> DESCRIPTION OF THE TASK: From the entries, copy out every line in which the word "title" is found.
BEGIN DATASET EXCERPTS
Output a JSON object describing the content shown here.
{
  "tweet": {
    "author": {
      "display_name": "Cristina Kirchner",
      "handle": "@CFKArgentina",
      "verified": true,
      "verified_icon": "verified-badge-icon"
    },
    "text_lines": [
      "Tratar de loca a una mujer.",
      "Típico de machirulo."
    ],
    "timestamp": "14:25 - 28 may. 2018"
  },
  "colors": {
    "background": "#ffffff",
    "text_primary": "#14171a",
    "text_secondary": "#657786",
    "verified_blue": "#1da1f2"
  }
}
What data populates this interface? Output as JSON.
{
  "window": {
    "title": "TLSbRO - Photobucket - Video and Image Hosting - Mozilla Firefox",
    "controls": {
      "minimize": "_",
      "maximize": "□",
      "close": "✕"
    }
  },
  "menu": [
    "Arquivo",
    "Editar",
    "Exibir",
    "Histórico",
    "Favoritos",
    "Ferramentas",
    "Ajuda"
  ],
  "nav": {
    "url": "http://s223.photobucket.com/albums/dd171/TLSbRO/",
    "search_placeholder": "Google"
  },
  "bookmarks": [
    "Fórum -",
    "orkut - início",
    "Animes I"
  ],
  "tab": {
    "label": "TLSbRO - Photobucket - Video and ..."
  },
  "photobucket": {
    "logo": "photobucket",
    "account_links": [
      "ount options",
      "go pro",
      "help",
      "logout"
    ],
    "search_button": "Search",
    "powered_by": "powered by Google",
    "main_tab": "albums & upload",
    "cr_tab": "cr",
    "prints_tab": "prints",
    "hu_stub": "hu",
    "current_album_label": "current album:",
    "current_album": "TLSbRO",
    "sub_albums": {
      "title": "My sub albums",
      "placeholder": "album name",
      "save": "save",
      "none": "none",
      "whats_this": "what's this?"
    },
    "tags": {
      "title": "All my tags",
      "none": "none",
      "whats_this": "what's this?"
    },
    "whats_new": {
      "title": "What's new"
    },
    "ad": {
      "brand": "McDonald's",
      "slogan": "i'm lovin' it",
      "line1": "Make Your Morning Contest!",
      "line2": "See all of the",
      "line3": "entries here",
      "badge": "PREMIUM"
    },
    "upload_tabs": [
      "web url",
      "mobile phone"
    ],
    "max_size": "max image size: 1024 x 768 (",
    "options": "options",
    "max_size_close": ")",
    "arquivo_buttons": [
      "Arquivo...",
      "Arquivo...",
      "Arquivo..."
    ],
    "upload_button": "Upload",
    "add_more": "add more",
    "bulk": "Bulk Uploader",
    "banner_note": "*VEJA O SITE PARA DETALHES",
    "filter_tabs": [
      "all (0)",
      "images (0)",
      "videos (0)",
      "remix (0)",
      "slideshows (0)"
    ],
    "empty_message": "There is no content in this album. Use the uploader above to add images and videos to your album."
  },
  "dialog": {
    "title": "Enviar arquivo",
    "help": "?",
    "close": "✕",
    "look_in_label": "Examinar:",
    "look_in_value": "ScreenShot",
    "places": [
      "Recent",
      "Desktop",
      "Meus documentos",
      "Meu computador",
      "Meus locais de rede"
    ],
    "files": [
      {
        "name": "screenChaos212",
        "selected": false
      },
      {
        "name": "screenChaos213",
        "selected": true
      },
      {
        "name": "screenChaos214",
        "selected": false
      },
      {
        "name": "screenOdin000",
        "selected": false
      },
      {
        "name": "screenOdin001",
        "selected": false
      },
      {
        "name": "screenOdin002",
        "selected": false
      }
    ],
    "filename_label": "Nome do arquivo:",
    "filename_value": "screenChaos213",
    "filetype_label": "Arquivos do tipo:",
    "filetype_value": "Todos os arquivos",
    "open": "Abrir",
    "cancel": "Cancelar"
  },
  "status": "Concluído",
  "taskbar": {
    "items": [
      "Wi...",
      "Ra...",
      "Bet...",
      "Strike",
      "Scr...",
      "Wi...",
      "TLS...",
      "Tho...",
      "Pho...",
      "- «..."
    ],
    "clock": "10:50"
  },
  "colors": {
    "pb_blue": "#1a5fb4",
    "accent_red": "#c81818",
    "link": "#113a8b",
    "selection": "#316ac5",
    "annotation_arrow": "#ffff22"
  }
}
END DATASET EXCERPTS
> EXERCISE ANSWER:
    "title": "TLSbRO - Photobucket - Video and Image Hosting - Mozilla Firefox",
      "title": "My sub albums",
      "title": "All my tags",
      "title": "What's new"
    "title": "Enviar arquivo",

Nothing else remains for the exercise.